The standard method for documenting your design is to create a drawing file for the assembly, and several other drawing files for each individual component. Alternatively, it may be ideal to have the component information contained as separate sheets in a single drawing file. This method is more common with smaller assemblies but could also be scaled up and applied to larger ones. With this approach, you might have the assembly shown on the first sheet and the various components on the subsequent sheets. One issue you may encounter with this method is the incorrect information appearing in the drawing title block for the component sheets. In this scenario, the title block properties of the drawing will likely show information related to the assembly and not these individual components. This can be caused by the title block annotations and the source that they are linked to. These incorrect notes can be easily avoided by adjusting your drawing sheet formats. Let’s look at how we can alter those sheet formats to work for this scenario.
In this example, we have a frame assembly made up of standard aluminum extrusion, some plate brackets, and screws. We could create individual drawing files for each component and end up with a total of 6 drawing files. Instead, we will create a single drawing that contains the assembly information on the first sheet and each additional sheet will represent component information from the different part files.
In order to simplify this example, we will focus on the first 3 sheets of this multi-sheet drawing. It was created using one of the standard sheet formats. The “Title” field of this drawing is linked to the “DESCRIPTION” custom property. Our problem is that it shows the same information on every sheet. This value of “6868 TABLE FRAME” happens to be the main assembly’s DESCRIPTION.

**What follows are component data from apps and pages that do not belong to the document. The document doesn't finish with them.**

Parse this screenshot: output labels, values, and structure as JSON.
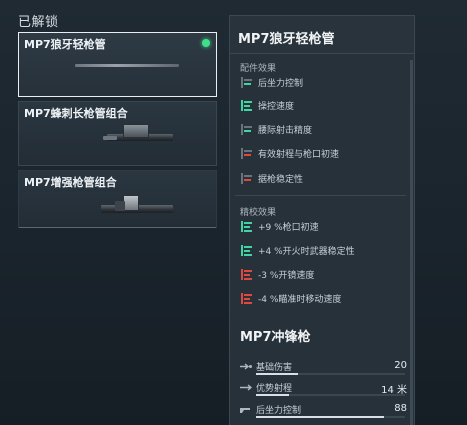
{
  "unlocked_title": "已解锁",
  "attachments": [
    {
      "name": "MP7狼牙轻枪管",
      "equipped": true
    },
    {
      "name": "MP7蜂刺长枪管组合",
      "equipped": false
    },
    {
      "name": "MP7增强枪管组合",
      "equipped": false
    }
  ],
  "detail": {
    "title": "MP7狼牙轻枪管",
    "effects_title": "配件效果",
    "effects": [
      {
        "label": "后坐力控制",
        "icon": "stat-neutral-icon"
      },
      {
        "label": "操控速度",
        "icon": "stat-up-icon"
      },
      {
        "label": "腰际射击精度",
        "icon": "stat-neutral-icon"
      },
      {
        "label": "有效射程与枪口初速",
        "icon": "stat-down-icon"
      },
      {
        "label": "据枪稳定性",
        "icon": "stat-down-icon"
      }
    ],
    "calibration_title": "精校效果",
    "calibration": [
      {
        "label": "+9 %枪口初速",
        "icon": "stat-up-icon"
      },
      {
        "label": "+4 %开火时武器稳定性",
        "icon": "stat-up-icon"
      },
      {
        "label": "-3 %开镜速度",
        "icon": "stat-down-icon"
      },
      {
        "label": "-4 %瞄准时移动速度",
        "icon": "stat-down-icon"
      }
    ],
    "weapon_title": "MP7冲锋枪",
    "stats": [
      {
        "label": "基础伤害",
        "value": "20",
        "fill": 0.28,
        "icon": "damage-icon"
      },
      {
        "label": "优势射程",
        "value": "14 米",
        "fill": 0.22,
        "icon": "range-icon"
      },
      {
        "label": "后坐力控制",
        "value": "88",
        "fill": 0.86,
        "icon": "recoil-icon"
      }
    ]
  },
  "colors": {
    "positive": "#3fd6a4",
    "negative": "#e0473f",
    "equipped": "#3ee08a"
  }
}
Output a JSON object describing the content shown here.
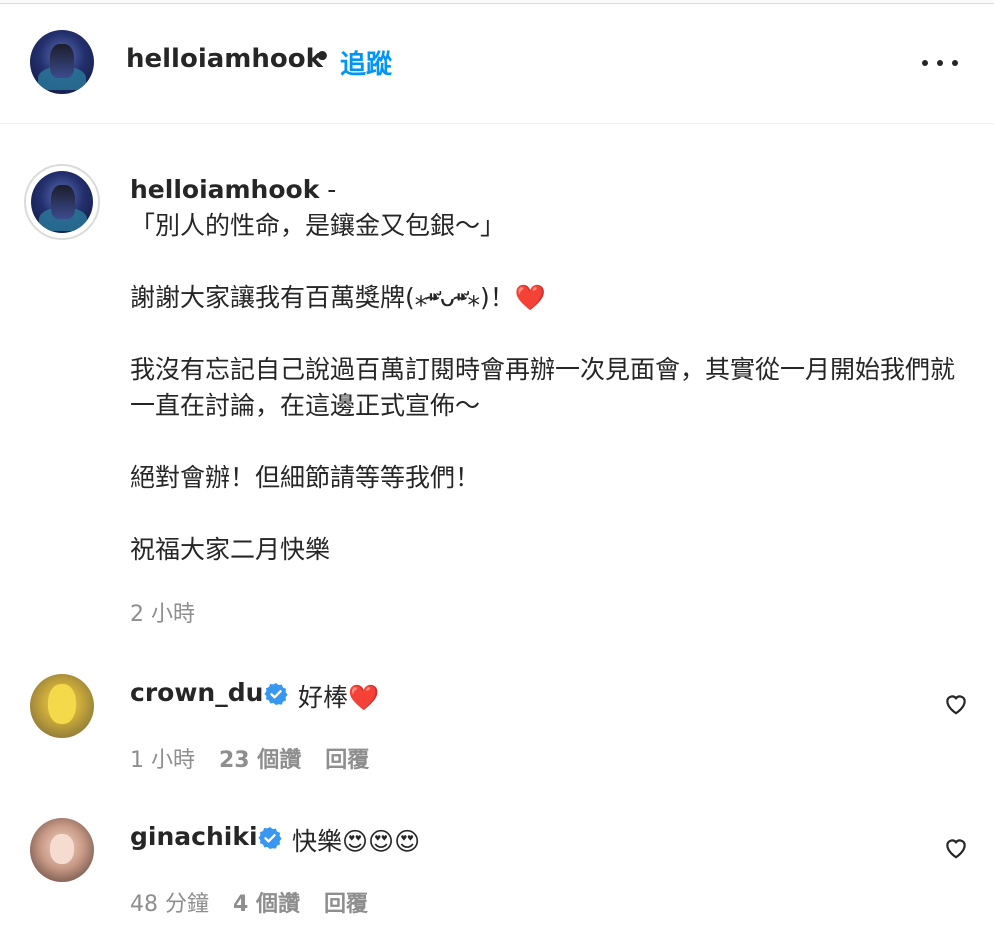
{
  "header": {
    "username": "helloiamhook",
    "dot": "•",
    "follow_label": "追蹤"
  },
  "caption": {
    "username": "helloiamhook",
    "separator": "-",
    "line1": "「別人的性命，是鑲金又包銀～」",
    "line2": "謝謝大家讓我有百萬獎牌(⁎⁍̴̛ᴗ⁍̴̛⁎)！❤️",
    "line3": "我沒有忘記自己說過百萬訂閱時會再辦一次見面會，其實從一月開始我們就一直在討論，在這邊正式宣佈～",
    "line4": "絕對會辦！但細節請等等我們！",
    "line5": "祝福大家二月快樂",
    "time": "2 小時"
  },
  "comments": [
    {
      "username": "crown_du",
      "text": "好棒❤️",
      "time": "1 小時",
      "likes": "23 個讚",
      "reply": "回覆"
    },
    {
      "username": "ginachiki",
      "text": "快樂😍😍😍",
      "time": "48 分鐘",
      "likes": "4 個讚",
      "reply": "回覆"
    }
  ],
  "icons": {
    "more": "more-options-icon",
    "verified": "verified-badge-icon",
    "like": "heart-outline-icon"
  },
  "colors": {
    "accent": "#0095f6",
    "verified": "#3897f0",
    "text": "#262626",
    "muted": "#8e8e8e"
  }
}
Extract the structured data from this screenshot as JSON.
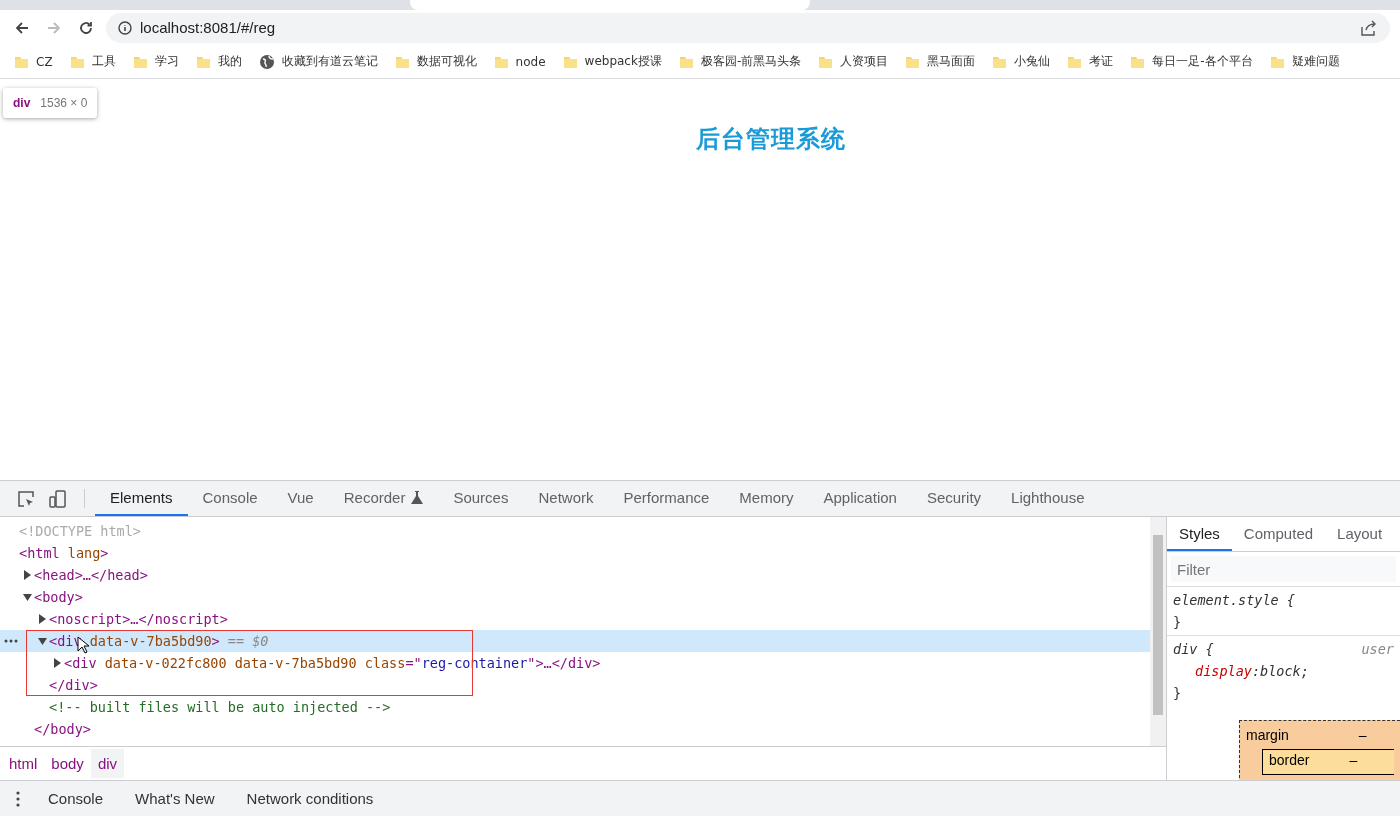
{
  "browser": {
    "url": "localhost:8081/#/reg",
    "bookmarks": [
      {
        "kind": "folder",
        "label": "CZ"
      },
      {
        "kind": "folder",
        "label": "工具"
      },
      {
        "kind": "folder",
        "label": "学习"
      },
      {
        "kind": "folder",
        "label": "我的"
      },
      {
        "kind": "globe",
        "label": "收藏到有道云笔记"
      },
      {
        "kind": "folder",
        "label": "数据可视化"
      },
      {
        "kind": "folder",
        "label": "node"
      },
      {
        "kind": "folder",
        "label": "webpack授课"
      },
      {
        "kind": "folder",
        "label": "极客园-前黑马头条"
      },
      {
        "kind": "folder",
        "label": "人资项目"
      },
      {
        "kind": "folder",
        "label": "黑马面面"
      },
      {
        "kind": "folder",
        "label": "小兔仙"
      },
      {
        "kind": "folder",
        "label": "考证"
      },
      {
        "kind": "folder",
        "label": "每日一足-各个平台"
      },
      {
        "kind": "folder",
        "label": "疑难问题"
      }
    ]
  },
  "page": {
    "tooltip": {
      "tag": "div",
      "size": "1536 × 0"
    },
    "title": "后台管理系统"
  },
  "devtools": {
    "tabs": [
      {
        "kind": "text",
        "label": "Elements",
        "selected": true
      },
      {
        "kind": "text",
        "label": "Console",
        "selected": false
      },
      {
        "kind": "text",
        "label": "Vue",
        "selected": false
      },
      {
        "kind": "icon",
        "label": "Recorder",
        "selected": false
      },
      {
        "kind": "text",
        "label": "Sources",
        "selected": false
      },
      {
        "kind": "text",
        "label": "Network",
        "selected": false
      },
      {
        "kind": "text",
        "label": "Performance",
        "selected": false
      },
      {
        "kind": "text",
        "label": "Memory",
        "selected": false
      },
      {
        "kind": "text",
        "label": "Application",
        "selected": false
      },
      {
        "kind": "text",
        "label": "Security",
        "selected": false
      },
      {
        "kind": "text",
        "label": "Lighthouse",
        "selected": false
      }
    ],
    "dom_tree": [
      {
        "selected": false,
        "tokens": [
          {
            "kind": "doctype",
            "text": "<!DOCTYPE html>"
          }
        ]
      },
      {
        "selected": false,
        "tokens": [
          {
            "kind": "tag",
            "text": "<html"
          },
          {
            "kind": "attr",
            "text": " lang"
          },
          {
            "kind": "tag",
            "text": ">"
          }
        ],
        "children": [
          {
            "selected": false,
            "expanded": false,
            "tokens": [
              {
                "kind": "tag",
                "text": "<head>…</head>"
              }
            ]
          },
          {
            "selected": false,
            "expanded": true,
            "tokens": [
              {
                "kind": "tag",
                "text": "<body>"
              }
            ],
            "close": [
              {
                "kind": "tag",
                "text": "</body>"
              }
            ],
            "children": [
              {
                "selected": false,
                "expanded": false,
                "tokens": [
                  {
                    "kind": "tag",
                    "text": "<noscript>…</noscript>"
                  }
                ]
              },
              {
                "selected": true,
                "expanded": true,
                "tokens": [
                  {
                    "kind": "tag",
                    "text": "<div"
                  },
                  {
                    "kind": "attr",
                    "text": " data-v-7ba5bd90"
                  },
                  {
                    "kind": "tag",
                    "text": ">"
                  },
                  {
                    "kind": "ref",
                    "text": " == $0"
                  }
                ],
                "close": [
                  {
                    "kind": "tag",
                    "text": "</div>"
                  }
                ],
                "children": [
                  {
                    "selected": false,
                    "expanded": false,
                    "tokens": [
                      {
                        "kind": "tag",
                        "text": "<div"
                      },
                      {
                        "kind": "attr",
                        "text": " data-v-022fc800 data-v-7ba5bd90 class"
                      },
                      {
                        "kind": "tag",
                        "text": "=\""
                      },
                      {
                        "kind": "value",
                        "text": "reg-container"
                      },
                      {
                        "kind": "tag",
                        "text": "\">…</div>"
                      }
                    ]
                  }
                ]
              },
              {
                "selected": false,
                "tokens": [
                  {
                    "kind": "comment",
                    "text": "<!-- built files will be auto injected -->"
                  }
                ]
              }
            ]
          }
        ]
      }
    ],
    "breadcrumbs": [
      {
        "label": "html",
        "selected": false
      },
      {
        "label": "body",
        "selected": false
      },
      {
        "label": "div",
        "selected": true
      }
    ],
    "styles": {
      "tabs": [
        {
          "label": "Styles",
          "selected": true
        },
        {
          "label": "Computed",
          "selected": false
        },
        {
          "label": "Layout",
          "selected": false
        }
      ],
      "filter_placeholder": "Filter",
      "rules": [
        {
          "selector": "element.style {",
          "close": "}"
        },
        {
          "selector": "div {",
          "source": "user",
          "declarations": [
            {
              "property": "display",
              "separator": ":",
              "value": "block;"
            }
          ],
          "close": "}"
        }
      ],
      "box_model": {
        "margin_label": "margin",
        "margin_value": "–",
        "border_label": "border",
        "border_value": "–"
      }
    },
    "drawer_tabs": [
      "Console",
      "What's New",
      "Network conditions"
    ]
  }
}
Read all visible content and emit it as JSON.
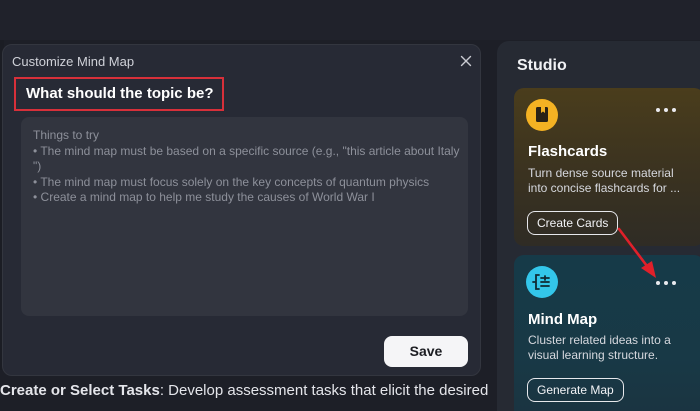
{
  "dialog": {
    "title": "Customize Mind Map",
    "question": "What should the topic be?",
    "textarea": {
      "placeholder_lines": [
        "Things to try",
        "• The mind map must be based on a specific source (e.g., \"this article about Italy",
        "\")",
        "• The mind map must focus solely on the key concepts of quantum physics",
        "• Create a mind map to help me study the causes of World War I"
      ]
    },
    "save_label": "Save"
  },
  "studio": {
    "title": "Studio",
    "cards": [
      {
        "icon": "flashcard-icon",
        "icon_color": "#f4b223",
        "title": "Flashcards",
        "description": "Turn dense source material into concise flashcards for ...",
        "button_label": "Create Cards"
      },
      {
        "icon": "mind-map-icon",
        "icon_color": "#33c6ea",
        "title": "Mind Map",
        "description": "Cluster related ideas into a visual learning structure.",
        "button_label": "Generate Map"
      }
    ]
  },
  "background": {
    "text_bold": "Create or Select Tasks",
    "text_rest": ": Develop assessment tasks that elicit the desired"
  },
  "colors": {
    "highlight_box": "#d7303a",
    "annotation_arrow": "#e0202a",
    "dialog_bg": "#272a35",
    "studio_bg": "#262a33"
  }
}
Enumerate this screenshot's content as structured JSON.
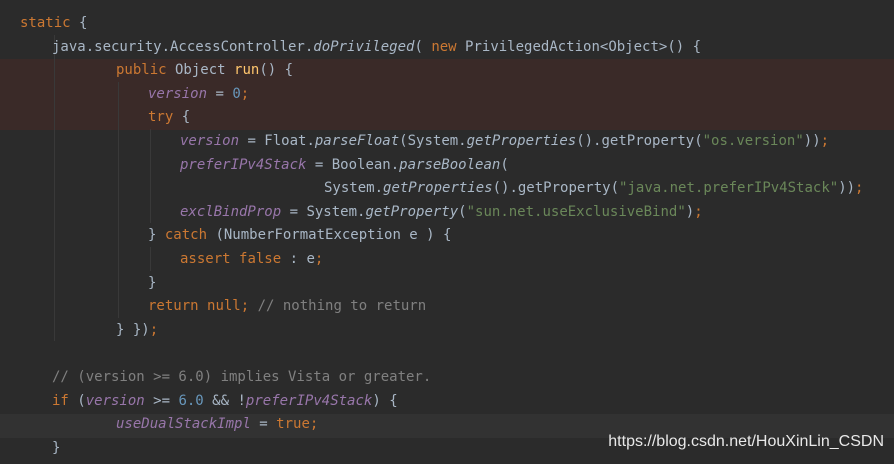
{
  "colors": {
    "background": "#2b2b2b",
    "keyword": "#cc7832",
    "field": "#9876aa",
    "number": "#6897bb",
    "string": "#6a8759",
    "comment": "#808080",
    "method_declaration": "#ffc66d",
    "plain": "#a9b7c6"
  },
  "lines": [
    {
      "tokens": [
        {
          "t": "static",
          "c": "kw"
        },
        {
          "t": " {"
        }
      ]
    },
    {
      "tokens": [
        {
          "t": "java.security.AccessController."
        },
        {
          "t": "doPrivileged",
          "c": "st"
        },
        {
          "t": "( "
        },
        {
          "t": "new",
          "c": "kw"
        },
        {
          "t": " PrivilegedAction<Object>() {"
        }
      ]
    },
    {
      "tokens": [
        {
          "t": "public",
          "c": "kw"
        },
        {
          "t": " Object "
        },
        {
          "t": "run",
          "c": "mth"
        },
        {
          "t": "() {"
        }
      ]
    },
    {
      "tokens": [
        {
          "t": "version",
          "c": "fld"
        },
        {
          "t": " = "
        },
        {
          "t": "0",
          "c": "num"
        },
        {
          "t": ";",
          "c": "kw"
        }
      ]
    },
    {
      "tokens": [
        {
          "t": "try",
          "c": "kw"
        },
        {
          "t": " {"
        }
      ]
    },
    {
      "tokens": [
        {
          "t": "version",
          "c": "fld"
        },
        {
          "t": " = Float."
        },
        {
          "t": "parseFloat",
          "c": "st"
        },
        {
          "t": "(System."
        },
        {
          "t": "getProperties",
          "c": "st"
        },
        {
          "t": "().getProperty("
        },
        {
          "t": "\"os.version\"",
          "c": "str"
        },
        {
          "t": "))"
        },
        {
          "t": ";",
          "c": "kw"
        }
      ]
    },
    {
      "tokens": [
        {
          "t": "preferIPv4Stack",
          "c": "fld"
        },
        {
          "t": " = Boolean."
        },
        {
          "t": "parseBoolean",
          "c": "st"
        },
        {
          "t": "("
        }
      ]
    },
    {
      "tokens": [
        {
          "t": "System."
        },
        {
          "t": "getProperties",
          "c": "st"
        },
        {
          "t": "().getProperty("
        },
        {
          "t": "\"java.net.preferIPv4Stack\"",
          "c": "str"
        },
        {
          "t": "))"
        },
        {
          "t": ";",
          "c": "kw"
        }
      ]
    },
    {
      "tokens": [
        {
          "t": "exclBindProp",
          "c": "fld"
        },
        {
          "t": " = System."
        },
        {
          "t": "getProperty",
          "c": "st"
        },
        {
          "t": "("
        },
        {
          "t": "\"sun.net.useExclusiveBind\"",
          "c": "str"
        },
        {
          "t": ")"
        },
        {
          "t": ";",
          "c": "kw"
        }
      ]
    },
    {
      "tokens": [
        {
          "t": "} "
        },
        {
          "t": "catch",
          "c": "kw"
        },
        {
          "t": " (NumberFormatException e ) {"
        }
      ]
    },
    {
      "tokens": [
        {
          "t": "assert",
          "c": "kw"
        },
        {
          "t": " "
        },
        {
          "t": "false",
          "c": "kw"
        },
        {
          "t": " : e"
        },
        {
          "t": ";",
          "c": "kw"
        }
      ]
    },
    {
      "tokens": [
        {
          "t": "}"
        }
      ]
    },
    {
      "tokens": [
        {
          "t": "return",
          "c": "kw"
        },
        {
          "t": " "
        },
        {
          "t": "null",
          "c": "kw"
        },
        {
          "t": "; ",
          "c": "kw"
        },
        {
          "t": "// nothing to return",
          "c": "cmt"
        }
      ]
    },
    {
      "tokens": [
        {
          "t": "} })"
        },
        {
          "t": ";",
          "c": "kw"
        }
      ]
    },
    {
      "tokens": []
    },
    {
      "tokens": [
        {
          "t": "// (version >= 6.0) implies Vista or greater.",
          "c": "cmt"
        }
      ]
    },
    {
      "tokens": [
        {
          "t": "if",
          "c": "kw"
        },
        {
          "t": " ("
        },
        {
          "t": "version",
          "c": "fld"
        },
        {
          "t": " >= "
        },
        {
          "t": "6.0",
          "c": "num"
        },
        {
          "t": " && !"
        },
        {
          "t": "preferIPv4Stack",
          "c": "fld"
        },
        {
          "t": ") {"
        }
      ]
    },
    {
      "tokens": [
        {
          "t": "useDualStackImpl",
          "c": "fld"
        },
        {
          "t": " = "
        },
        {
          "t": "true",
          "c": "kw"
        },
        {
          "t": ";",
          "c": "kw"
        }
      ]
    },
    {
      "tokens": [
        {
          "t": "}"
        }
      ]
    }
  ],
  "watermark": "https://blog.csdn.net/HouXinLin_CSDN"
}
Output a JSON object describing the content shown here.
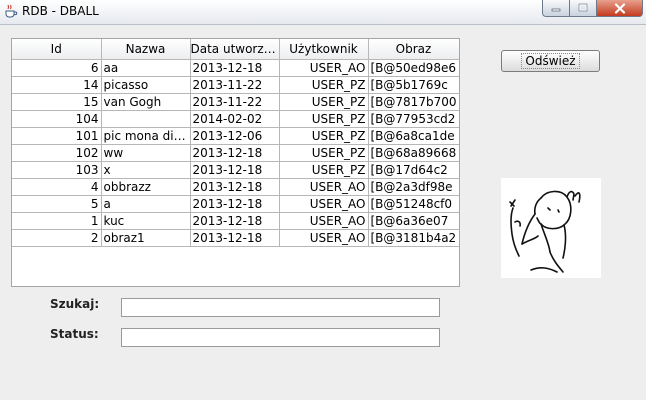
{
  "window": {
    "title": "RDB - DBALL"
  },
  "table": {
    "columns": [
      "Id",
      "Nazwa",
      "Data utworzen...",
      "Użytkownik",
      "Obraz"
    ],
    "rows": [
      [
        "6",
        "aa",
        "2013-12-18",
        "USER_AO",
        "[B@50ed98e6"
      ],
      [
        "14",
        "picasso",
        "2013-11-22",
        "USER_PZ",
        "[B@5b1769c"
      ],
      [
        "15",
        "van Gogh",
        "2013-11-22",
        "USER_PZ",
        "[B@7817b700"
      ],
      [
        "104",
        "",
        "2014-02-02",
        "USER_PZ",
        "[B@77953cd2"
      ],
      [
        "101",
        "pic mona dies...",
        "2013-12-06",
        "USER_PZ",
        "[B@6a8ca1de"
      ],
      [
        "102",
        "ww",
        "2013-12-18",
        "USER_PZ",
        "[B@68a89668"
      ],
      [
        "103",
        "x",
        "2013-12-18",
        "USER_PZ",
        "[B@17d64c2"
      ],
      [
        "4",
        "obbrazz",
        "2013-12-18",
        "USER_AO",
        "[B@2a3df98e"
      ],
      [
        "5",
        "a",
        "2013-12-18",
        "USER_AO",
        "[B@51248cf0"
      ],
      [
        "1",
        "kuc",
        "2013-12-18",
        "USER_AO",
        "[B@6a36e07"
      ],
      [
        "2",
        "obraz1",
        "2013-12-18",
        "USER_AO",
        "[B@3181b4a2"
      ]
    ]
  },
  "toolbar": {
    "refresh_label": "Odśwież"
  },
  "form": {
    "search_label": "Szukaj:",
    "search_value": "",
    "status_label": "Status:",
    "status_value": ""
  },
  "icons": {
    "app": "java-cup-icon",
    "minimize": "minimize-icon",
    "maximize": "maximize-icon",
    "close": "close-icon"
  },
  "colors": {
    "close_button": "#c43b1f",
    "window_bg": "#eeeeee"
  }
}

This would not be an issue if each component was going to be detailed in its own drawing. The annotation is currently linked to the “DESCRIPTION” custom property of the referenced document. Specifically, this is called out by the syntax “$PRPSHEET:”DESCRIPTION”” This means that the “DESCRIPTION” custom property is being pulled from the file that the drawing references. The problem is that the drawing identifies only 1 document as the referenced file to pull the property from. This happens to be the file that was placed in drawing’s initial view. In this example, the assembly was placed in the drawing first. This causes every sheet to pull the “Description” property from the assembly file. Again, this works great when only a single file is being shown in the drawing. This is only a problem in our specific scenario where we wish to have different components on each sheet of the same drawing.
To make this function as desired, we need to change the note’s property link to pull the custom property from the specific part that is shown on that sheet. Luckily, this is an easy task.
1. Edit the Sheet Format and select the note in the title block that links to the filename property.
2. Change the custom property link to “Model found here”.
3. In the settings for the “Document Properties” Clear the checkbox for the option “Use custom property values from this sheet on all sheets”.
4. Save this sheet format and use this same format on each sheet. Each sheet will now automatically update the Description in title block according to the model that you insert into that sheet. You can also go a step further and save your drawing template with this new sheet format.
Here is the updated version of the previous three drawing sheets.
Notice that each sheet has the “DESCRIPTION” value correctly linked to the part being displayed on that drawing sheet. Now, this single drawing is behaving more like what we would see if we created a series of drawing files, one for each component.
Senior Application Engineer